Sparks also thinks a monument would be a fitting way to remember the men.
“That would make people aware of them, something to let it be known that their lives did matter,” she said. “They tell me a 15-year-old was part of that chain gang, and these were men who were arrested for misdemeanors and they were probably very small because black men were arrested — if you looked at a white woman you could be arrested, you could be hanged — so these are things that are important and I think everybody, including the black population here and around the country, needs to know about these things.”
Marie Cochran, also an African-American, made the trip from Georgia to listen to Carden’s presentation in Sylva.
“I came to hear Gary because I was part of that early task force, the early group working on documenting the story of the Cowee Tunnel and the inmates that lost their lives in that drowning,” Cochran said. “Being an artist myself, we can sense the urgency of a story that’s a hundred years old needing to be acknowledged, but it takes time. It takes time for people to see the importance of something, and to see the best way of bringing a story to light. I have lots of optimism because that desire has never died.”
She likes the idea of a play as well, but to her it’s a larger issue that still has roots in systemic racism.

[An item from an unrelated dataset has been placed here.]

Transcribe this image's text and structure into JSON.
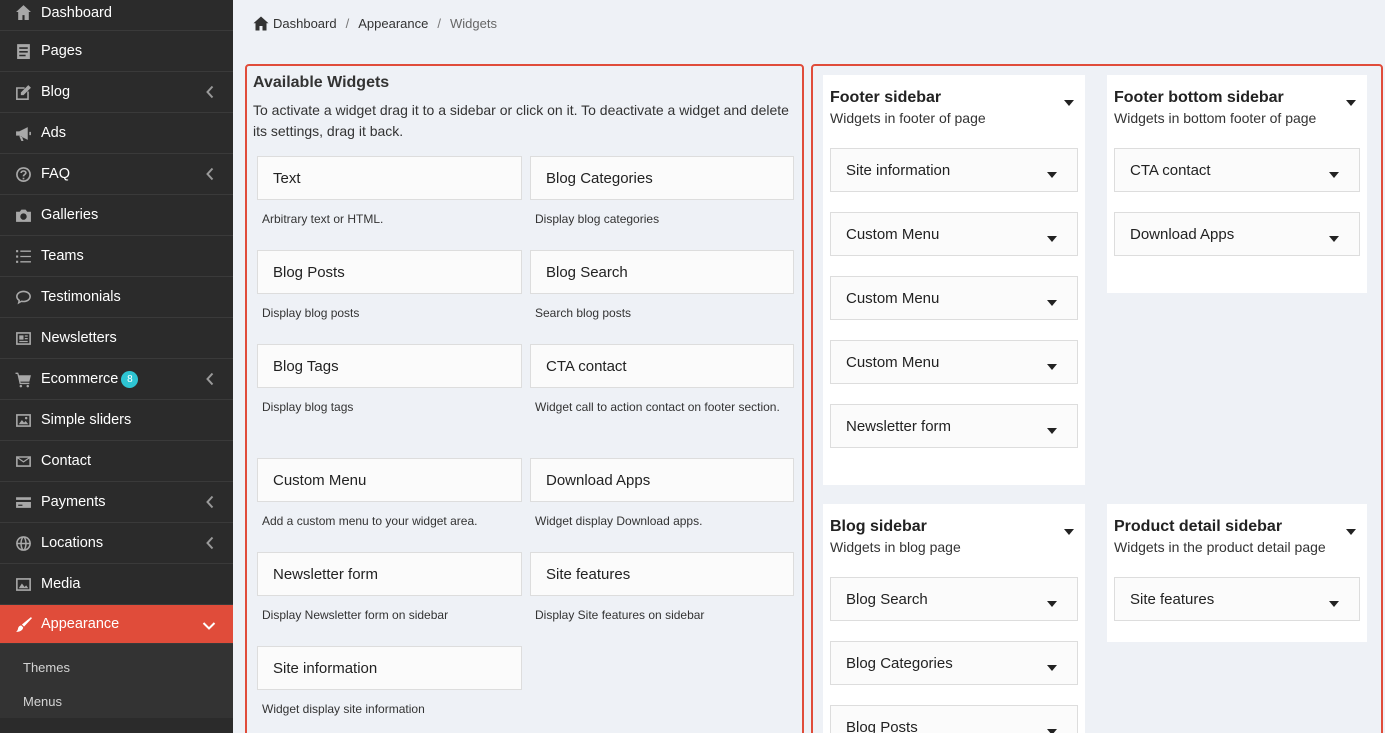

“It’s a disconcerting story that goes beyond this specific issue to the legacy of slavery that’s continuing to devalue people who are deemed to be powerless, who don’t have a voice,” she said. “People who find themselves in the prison system are very often seen as no longer of value in one way, but then their labor is used to make other people wealthy. So I think as people hear this story, it’s more than just Western North Carolina folklore.”
Dr. Enrique Gomez is a physics professor at Western Carolina University, and has also served as the president of the Jackson Branch of the NAACP for several years now.
“The work of the NAACP historically and at the present time is to bring stories forward, so that they inform our choices, inform our policy and inform the stories we tell about each other about who we are as a nation,” said Gomez. “Ultimately, what we need to do is converge into a much more important story, a much more inclusive story that tells about all the different Americas that there are, and all the communities that make up this nation.”
Gomez admits the incident was an accident, with no one really at fault; however, what happened in the Tuckasegee River that cold December day is really only a symptom of a larger problem in society — then, and now.
“We want to tell a much more complicated story about the region,” he said. “You have convicts that essentially lost their lives. What Carden came and stressed in his research is that these were men that were imprisoned by petty offenses and they were brought here from their homes as cheap labor — essentially, as slave labor.”
Like Carden, Cochran and Sparks, Gomez would like to see some recognition of the men beyond the stories circulated by tour guides or musicians like Buddy Melton.
“Certainly a memorial would be wonderful, but the thing about this is that memorials at the end should be conversations that help tell deeper stories about who we are as a people,” he said. “Something that will advance the conversation about how we should treat each other and everybody in our community from this point forward — knowing that we need to be mindful of each other, treat each other with respect, and with the dignity that corresponds to being an American citizen and a human being.”